Britain’s Thatcher-era finance minister Nigel Lawson on Thursday said he will head a campaign by a group within Prime Minister David Cameron’s Conservative Party to fight for an exit from the European Union.
Writing in The Times newspaper, the eurosceptic who served as chancellor under Margaret Thatcher from 1983 to 1989, said Cameron’s plans to press for reforms within the EU were “wafer thin” and unlikely to succeed.
As president of the “Conservatives for Britain” group he said he will call for Britain to leave the 28-nation bloc, “unless there is real reform”.
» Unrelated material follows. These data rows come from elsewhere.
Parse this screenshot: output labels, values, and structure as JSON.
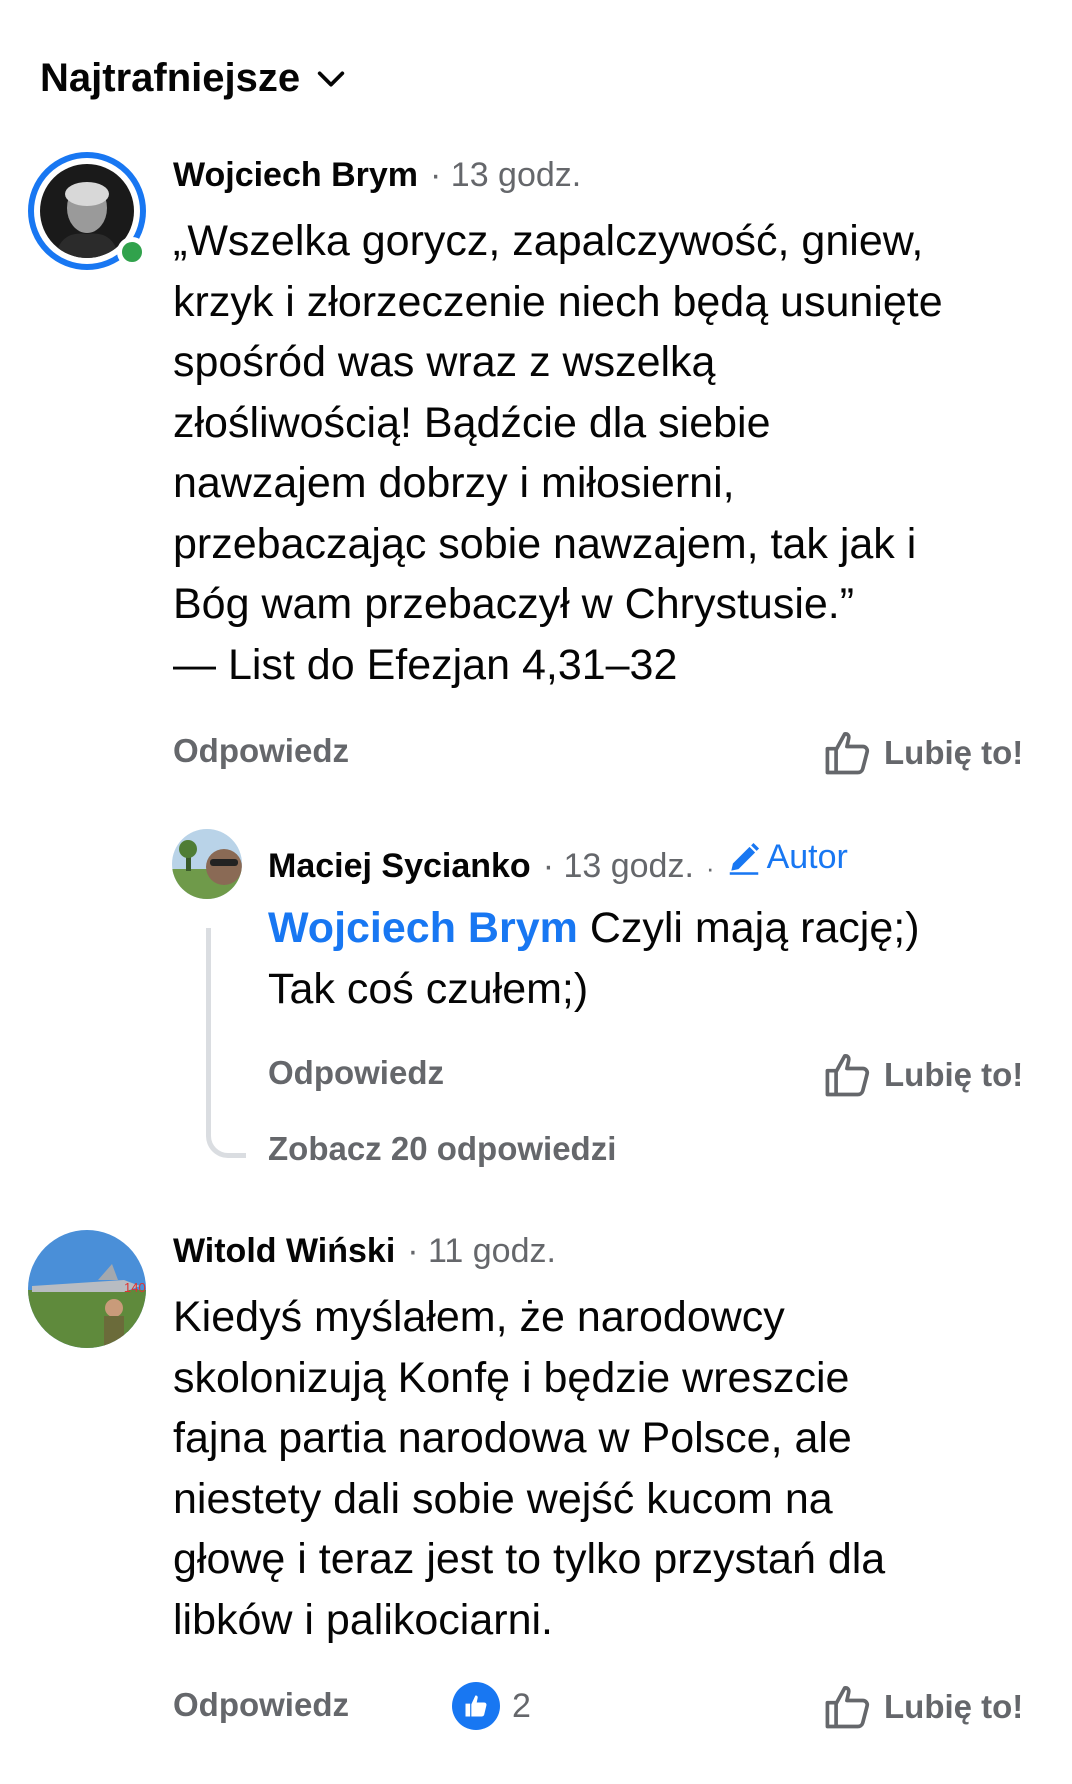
{
  "sort": {
    "label": "Najtrafniejsze"
  },
  "comments": [
    {
      "author": "Wojciech Brym",
      "time": "· 13 godz.",
      "text": "„Wszelka gorycz, zapalczywość, gniew,\nkrzyk i złorzeczenie niech będą usunięte\nspośród was wraz z wszelką\nzłośliwością! Bądźcie dla siebie\nnawzajem dobrzy i miłosierni,\nprzebaczając sobie nawzajem, tak jak i\nBóg wam przebaczył w Chrystusie.”\n— List do Efezjan 4,31–32",
      "reply_label": "Odpowiedz",
      "like_label": "Lubię to!"
    },
    {
      "author": "Maciej Sycianko",
      "time": "· 13 godz.",
      "separator": "·",
      "badge": "Autor",
      "mention": "Wojciech Brym",
      "text_line1": " Czyli mają rację;)",
      "text_line2": "Tak coś czułem;)",
      "reply_label": "Odpowiedz",
      "like_label": "Lubię to!",
      "see_replies": "Zobacz 20 odpowiedzi"
    },
    {
      "author": "Witold Wiński",
      "time": "· 11 godz.",
      "text": "Kiedyś myślałem, że narodowcy\nskolonizują Konfę i będzie wreszcie\nfajna partia narodowa w Polsce, ale\nniestety dali sobie wejść kucom na\ngłowę i teraz jest to tylko przystań dla\nlibków i palikociarni.",
      "reply_label": "Odpowiedz",
      "reaction_count": "2",
      "like_label": "Lubię to!"
    }
  ],
  "colors": {
    "accent": "#1877f2",
    "online": "#31a24c",
    "muted": "#65676b"
  },
  "icons": [
    "chevron-down-icon",
    "thumbs-up-icon",
    "pencil-icon",
    "like-reaction-icon"
  ]
}
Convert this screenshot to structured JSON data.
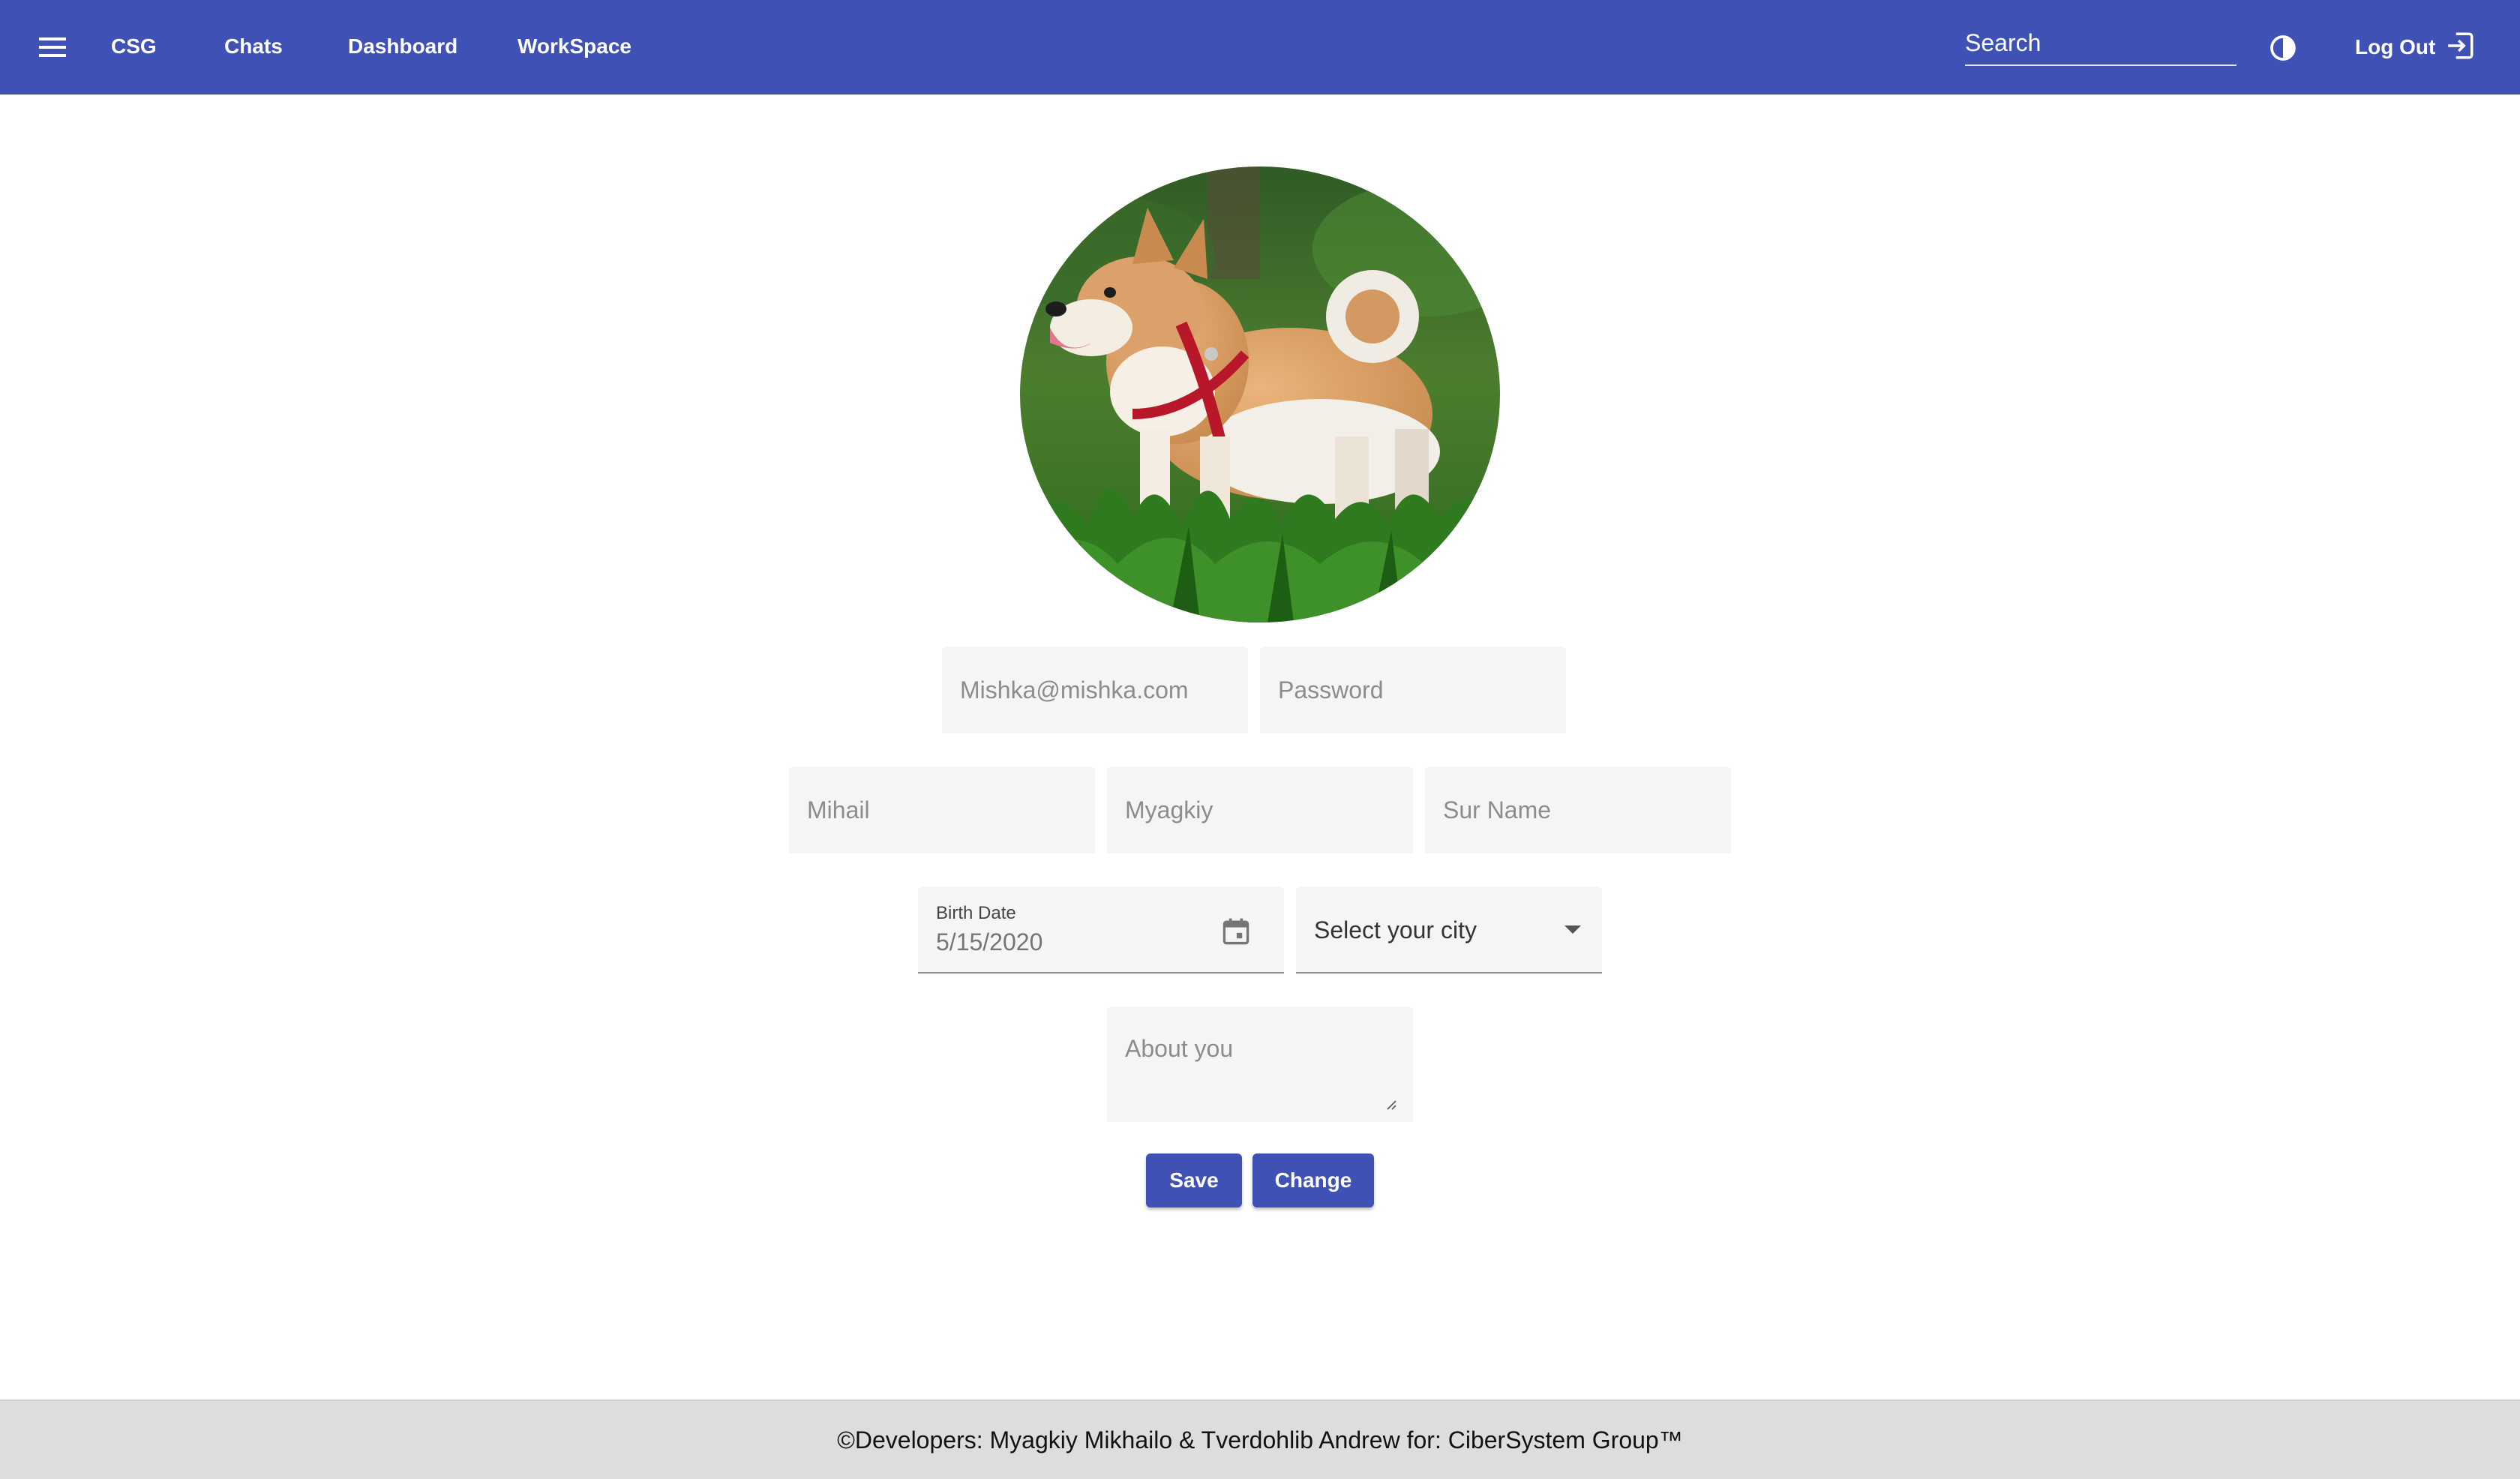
{
  "header": {
    "menu_icon": "menu-icon",
    "nav": [
      {
        "label": "CSG"
      },
      {
        "label": "Chats"
      },
      {
        "label": "Dashboard"
      },
      {
        "label": "WorkSpace"
      }
    ],
    "search": {
      "placeholder": "Search",
      "value": ""
    },
    "theme_icon": "contrast-icon",
    "logout": {
      "label": "Log Out",
      "icon": "logout-icon"
    },
    "background_color": "#3f51b5"
  },
  "profile": {
    "avatar": {
      "subject": "shiba-inu-dog-photo"
    },
    "email": {
      "value": "",
      "placeholder": "Mishka@mishka.com"
    },
    "password": {
      "value": "",
      "placeholder": "Password"
    },
    "first_name": {
      "value": "",
      "placeholder": "Mihail"
    },
    "last_name": {
      "value": "",
      "placeholder": "Myagkiy"
    },
    "sur_name": {
      "value": "",
      "placeholder": "Sur Name"
    },
    "birth_date": {
      "label": "Birth Date",
      "placeholder": "5/15/2020",
      "icon": "calendar-icon"
    },
    "city": {
      "selected": "Select your city",
      "icon": "dropdown-arrow-icon"
    },
    "about": {
      "value": "",
      "placeholder": "About you"
    },
    "buttons": {
      "save": "Save",
      "change": "Change"
    },
    "accent_color": "#3f51b5"
  },
  "footer": {
    "text": "©Developers: Myagkiy Mikhailo & Tverdohlib Andrew for: CiberSystem Group™"
  }
}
“Unfortunately the EU is just not set up either to reform itself or to accommodate demands for power to be returned to its member countries and their people,” Lawson said.
Cameron is seeking to renegotiate the terms of Britain’s EU membership before holding an in/out referendum by the end of 2017.
He has said he will push for broad changes including protecting sovereignty, opting out of the EU’s commitment to “ever closer union”, limiting access to benefits for migrants, and boosting competitiveness.
Lawson claimed Cameron had already “watered down” some of his demands and called on the prime minister to set out some “red lines”.
“My priorities would be fourfold -- the end of the automatic supremacy of EU law over UK law, the ability for the UK to negotiate its own free trade deals with fast-growing countries such as India and China, the ability to control immigration from other EU countries to the UK and the explicit renunciation by the EU of its absolute commitment to ‘ever-closer union’,” he said.
He urged colleagues to join his campaign, warning that otherwise “less moderate, xenophobic voices will dominate the debate”.
The rallying cry comes as the UK Independence Party seeks to unite anti-EU factions in a new group, “Leave EU”.
Speaking at UKIP’s party conference last week, leader Nigel Farage said the anti-EU camp was “on course to win the most historic and important political victory in any of our lifetimes”.
Until recently, opinion polls suggested that those against a so-called “Brexit” were in the majority, but two recent surveys have put the anti-EU camp ahead.
In a YouGov poll conducted for The Times 40% said they would vote in favour of leaving the EU, while 38% said they would vote to stay in.
Britain’s opposition Labour party set up the “Labour Yes” group earlier this year to shore up support for the pro-Europe campaign.
But divisions remain within the party, with MP Kate Hoey, a long-time Europe critic, setting up the rival “Labour for Britain” group to support an “out” vote if new EU membership terms are not met.